When I tell people of my own personal experience of schizophrenia - and my recovery from it - I am often told, "You should write a book". Well, I don't know if I can quite manage that - but, perhaps, an article, so here goes!

I first began to show signs of 'schizophrenia' in 1966, at the age of nineteen - yes, I am that old! I was admitted to my local psychiatric hospital - a large Victorian ex-workhouse with over one thousand patients. Believe it or not, I was to stay here for the next five years! In those days, once labelled you were banged-up for life. I had twenty-nine ECT's - I can remember each one of them, particularly those which were given without anaesthetic - and far too much insulin - administered both as 'insulin-shock' and as 'modified' insulin. Suffice it to say that, after about three or four years, I was a complete "zombie" and I finally lapsed into a catatonic state.

Strangely enough, on recovering from this phase of the illness, I looked around me, thought "Not for me", and did a "runner". I don't know quite what happened, but I realised that I had sunk as low as I could go, and something just told me that I had to get out of the system. If I didn't, I would be institutionalised for life.

Subsequently, I 'escaped' from a locked second-floor ward, caught a bus into town, told a pack of lies to the Social Security Department, and found myself a bedsit. Things could then only get better - which they did!

I married the following year (in some haste, I must admit) in order to gain a more secure lifestyle. Sadly, the marriage did not last, but it produced three lovely children - and my 'ex' and I stay friends to this day.

I have slowly rebuilt my life - there is no magic formula. When the going gets tough, I am reminded that it is a million times better than the life I would have had as a drugged-up institutionalised "zombie"!

I weaned myself off drugs when the children were small - I could not have taken proper care of them otherwise - and have been fortunate enough to stay stable (relatively!) since. I haven't, at least, needed formal psychiatric care of any sort. Nowadays I have a 'support system' of family and friends - and am also personally helped by religious belief.
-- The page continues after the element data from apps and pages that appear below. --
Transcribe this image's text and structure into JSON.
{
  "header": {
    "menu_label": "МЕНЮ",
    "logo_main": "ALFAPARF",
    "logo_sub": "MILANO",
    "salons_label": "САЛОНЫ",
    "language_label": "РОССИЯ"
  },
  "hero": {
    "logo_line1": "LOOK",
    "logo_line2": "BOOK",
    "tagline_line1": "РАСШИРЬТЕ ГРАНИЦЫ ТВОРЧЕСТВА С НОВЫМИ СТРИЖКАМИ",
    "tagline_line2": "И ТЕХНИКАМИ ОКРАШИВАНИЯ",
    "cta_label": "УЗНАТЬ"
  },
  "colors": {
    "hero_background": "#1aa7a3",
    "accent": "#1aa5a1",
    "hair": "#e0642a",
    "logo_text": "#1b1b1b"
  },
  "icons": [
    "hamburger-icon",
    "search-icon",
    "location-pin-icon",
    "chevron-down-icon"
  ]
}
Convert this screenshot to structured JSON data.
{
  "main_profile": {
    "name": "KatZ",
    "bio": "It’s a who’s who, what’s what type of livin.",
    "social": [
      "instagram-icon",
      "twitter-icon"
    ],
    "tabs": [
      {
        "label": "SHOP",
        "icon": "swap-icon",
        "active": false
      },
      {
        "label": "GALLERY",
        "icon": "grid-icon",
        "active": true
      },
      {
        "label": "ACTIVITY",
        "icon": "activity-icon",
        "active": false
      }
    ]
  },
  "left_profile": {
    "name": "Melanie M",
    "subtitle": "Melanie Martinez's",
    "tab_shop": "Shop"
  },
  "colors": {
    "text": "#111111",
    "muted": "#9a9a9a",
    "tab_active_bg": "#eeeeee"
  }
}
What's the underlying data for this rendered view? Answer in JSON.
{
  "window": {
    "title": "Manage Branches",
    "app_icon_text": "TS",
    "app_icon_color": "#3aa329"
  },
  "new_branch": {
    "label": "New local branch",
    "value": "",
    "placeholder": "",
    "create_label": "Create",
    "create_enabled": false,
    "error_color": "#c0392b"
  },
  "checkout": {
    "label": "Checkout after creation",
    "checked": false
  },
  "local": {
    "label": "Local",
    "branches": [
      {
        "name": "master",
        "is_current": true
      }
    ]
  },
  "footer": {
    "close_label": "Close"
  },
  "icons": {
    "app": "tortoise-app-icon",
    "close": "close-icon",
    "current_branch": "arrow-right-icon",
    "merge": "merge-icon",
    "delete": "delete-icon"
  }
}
Yes, there can be life after schizophrenia: in my own case, nearly thirty years of a very satisfying and rewarding (though not always easy) existence.